Why is this book different from all other parallel programming books? It is aimed more on the practical end of things, in that:
There is very little theoretical content, such as O() analysis, maximum theoretical speedup, PRAMs, directed acyclic graphs (DAGs) and so on.
Real code is featured throughout.
We use the main parallel platforms - OpenMP, CUDA and MPI - rather than languages that at this stage are largely experimental or arcane.
The running performance themes - communications latency, memory/network contention, load balancing and so on - are interleaved throughout the book, discussed in the context of specific platforms or applications.
Considerable attention is paid to techniques for debugging.
The main programming language used is C/C++, but some of the code is in R, which has become the pre-eminent language for data analysis.

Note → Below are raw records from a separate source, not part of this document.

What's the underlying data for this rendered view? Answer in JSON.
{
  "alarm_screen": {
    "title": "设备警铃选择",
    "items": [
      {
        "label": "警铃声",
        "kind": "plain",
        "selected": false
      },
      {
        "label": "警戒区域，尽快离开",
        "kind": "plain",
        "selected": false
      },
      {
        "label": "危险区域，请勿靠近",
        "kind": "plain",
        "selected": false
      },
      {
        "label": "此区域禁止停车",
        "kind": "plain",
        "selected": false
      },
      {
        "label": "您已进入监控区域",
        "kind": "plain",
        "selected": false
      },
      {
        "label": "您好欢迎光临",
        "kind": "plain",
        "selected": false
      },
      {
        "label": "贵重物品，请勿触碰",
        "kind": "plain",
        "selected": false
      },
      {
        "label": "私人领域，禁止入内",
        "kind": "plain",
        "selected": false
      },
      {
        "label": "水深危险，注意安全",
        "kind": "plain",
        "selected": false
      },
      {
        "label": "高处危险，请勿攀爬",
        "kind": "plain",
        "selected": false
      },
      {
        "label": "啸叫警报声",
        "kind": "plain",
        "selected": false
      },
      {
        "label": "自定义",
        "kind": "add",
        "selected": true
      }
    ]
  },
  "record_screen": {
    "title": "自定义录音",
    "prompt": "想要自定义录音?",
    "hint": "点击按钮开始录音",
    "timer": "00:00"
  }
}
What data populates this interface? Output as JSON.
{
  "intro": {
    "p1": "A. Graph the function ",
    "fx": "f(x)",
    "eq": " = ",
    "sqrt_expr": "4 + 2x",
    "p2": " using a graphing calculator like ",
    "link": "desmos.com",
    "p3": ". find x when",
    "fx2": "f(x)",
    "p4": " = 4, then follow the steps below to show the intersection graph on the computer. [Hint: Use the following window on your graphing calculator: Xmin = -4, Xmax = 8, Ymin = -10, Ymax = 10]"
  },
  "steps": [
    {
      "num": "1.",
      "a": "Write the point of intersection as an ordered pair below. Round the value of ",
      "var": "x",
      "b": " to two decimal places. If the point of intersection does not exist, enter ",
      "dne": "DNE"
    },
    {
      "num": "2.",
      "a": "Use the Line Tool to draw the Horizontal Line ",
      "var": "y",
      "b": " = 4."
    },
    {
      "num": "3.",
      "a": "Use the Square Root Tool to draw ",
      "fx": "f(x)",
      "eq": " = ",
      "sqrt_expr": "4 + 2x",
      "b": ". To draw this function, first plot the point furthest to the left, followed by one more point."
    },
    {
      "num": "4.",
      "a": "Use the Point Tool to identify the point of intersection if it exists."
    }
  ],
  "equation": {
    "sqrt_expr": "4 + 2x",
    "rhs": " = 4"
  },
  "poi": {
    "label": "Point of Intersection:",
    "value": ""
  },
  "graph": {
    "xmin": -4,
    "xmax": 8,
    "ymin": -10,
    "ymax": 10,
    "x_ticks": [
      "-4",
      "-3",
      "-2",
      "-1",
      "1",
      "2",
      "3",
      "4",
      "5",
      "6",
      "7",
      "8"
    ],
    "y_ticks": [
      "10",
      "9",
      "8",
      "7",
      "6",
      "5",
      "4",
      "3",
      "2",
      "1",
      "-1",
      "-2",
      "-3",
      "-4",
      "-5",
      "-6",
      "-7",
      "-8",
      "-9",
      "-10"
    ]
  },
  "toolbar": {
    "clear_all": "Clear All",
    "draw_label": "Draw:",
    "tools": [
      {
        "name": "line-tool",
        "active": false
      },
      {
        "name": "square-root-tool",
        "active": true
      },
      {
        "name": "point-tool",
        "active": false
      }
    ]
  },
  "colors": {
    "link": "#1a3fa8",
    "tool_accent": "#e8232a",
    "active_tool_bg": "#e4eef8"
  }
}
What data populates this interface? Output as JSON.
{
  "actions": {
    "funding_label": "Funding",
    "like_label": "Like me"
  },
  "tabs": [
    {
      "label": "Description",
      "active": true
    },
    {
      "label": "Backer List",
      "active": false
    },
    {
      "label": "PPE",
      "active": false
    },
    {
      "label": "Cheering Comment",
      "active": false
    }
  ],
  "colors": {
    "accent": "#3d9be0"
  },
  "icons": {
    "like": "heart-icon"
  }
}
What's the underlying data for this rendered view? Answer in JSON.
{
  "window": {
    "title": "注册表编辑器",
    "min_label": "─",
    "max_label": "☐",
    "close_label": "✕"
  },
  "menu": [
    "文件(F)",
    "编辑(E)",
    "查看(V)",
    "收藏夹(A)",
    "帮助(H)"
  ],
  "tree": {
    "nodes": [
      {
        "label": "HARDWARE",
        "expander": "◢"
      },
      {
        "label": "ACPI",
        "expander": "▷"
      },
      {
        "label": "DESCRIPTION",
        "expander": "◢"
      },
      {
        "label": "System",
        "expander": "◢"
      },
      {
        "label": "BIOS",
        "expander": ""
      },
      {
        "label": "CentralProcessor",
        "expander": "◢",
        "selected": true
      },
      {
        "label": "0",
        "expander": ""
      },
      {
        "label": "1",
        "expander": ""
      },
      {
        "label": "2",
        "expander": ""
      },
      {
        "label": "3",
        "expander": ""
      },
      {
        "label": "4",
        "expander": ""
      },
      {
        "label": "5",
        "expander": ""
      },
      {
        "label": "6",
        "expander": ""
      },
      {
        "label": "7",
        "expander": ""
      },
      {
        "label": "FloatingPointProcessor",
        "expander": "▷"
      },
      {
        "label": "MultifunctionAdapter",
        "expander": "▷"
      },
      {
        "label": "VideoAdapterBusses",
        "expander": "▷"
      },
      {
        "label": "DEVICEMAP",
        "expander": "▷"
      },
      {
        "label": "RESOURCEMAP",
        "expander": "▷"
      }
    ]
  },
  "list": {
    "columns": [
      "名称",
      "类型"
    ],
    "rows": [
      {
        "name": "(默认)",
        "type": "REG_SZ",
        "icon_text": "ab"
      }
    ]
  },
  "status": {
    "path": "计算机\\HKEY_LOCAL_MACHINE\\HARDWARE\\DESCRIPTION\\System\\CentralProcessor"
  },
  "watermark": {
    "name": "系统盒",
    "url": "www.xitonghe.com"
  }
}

As a scripting language, R can be used for rapid prototyping. In our case here, it enables me to write examples which are much less less cluttered than they would be in C/C++, thus easier for students to discern the fundamental parallelixation principles involved. For the same reason, it makes it easier for students to write their own parallel code, focusing on those principles. And R has a rich set of parallel libraries.
It is assumed that the student is reasonably adept in programming, and has math background through linear algebra. An appendix reviews the parts of the latter needed for this book. Another appendix presents an overview of various systems issues that arise, such as process scheduling and virtual memory.
It should be note that most of the code examples in the book are NOT optimized. The primary emphasis is on simplicity and clarity of the techniques and languages used. However, there is plenty of discussion on factors that affect speed, such cache coherency issues, network delays, GPU memory structures and so on.
Here's how to get the code files you'll see in this book: The book is set in LaTeX, and the raw .tex files are available in http://heather.cs.ucdavis.edu/~matloff/158/PLN. Simply download the relevant file (the file names should be clear), then use a text editor to trim to the program code of interest.
In order to illustrate for students the fact that research and teaching (should) enhance each other, I occasionally will make brief references here to some of my research work.
Like all my open source textbooks, this one is constantly evolving. I continue to add new topics, new examples and so on, and of course fix bugs and improve the exposition. For that reason, it is better to link to the latest version, which will always be at http://heather.cs.ucdavis.edu/~matloff/158/PLN/ParProcBook.pdf, rather than to copy it.
For that reason, feedback is highly appreciated. I wish to thank Stuart Ambler, Matt Butner, Stuart Hansen, Bill Hsu, Sameer Khan, Mikel McDaniel, Richard Minner, Lars Seeman and Johan Wikstr'om for their comments. I'm also very grateful to Professor Hsu for his making available to me advanced GPU-equipped machines.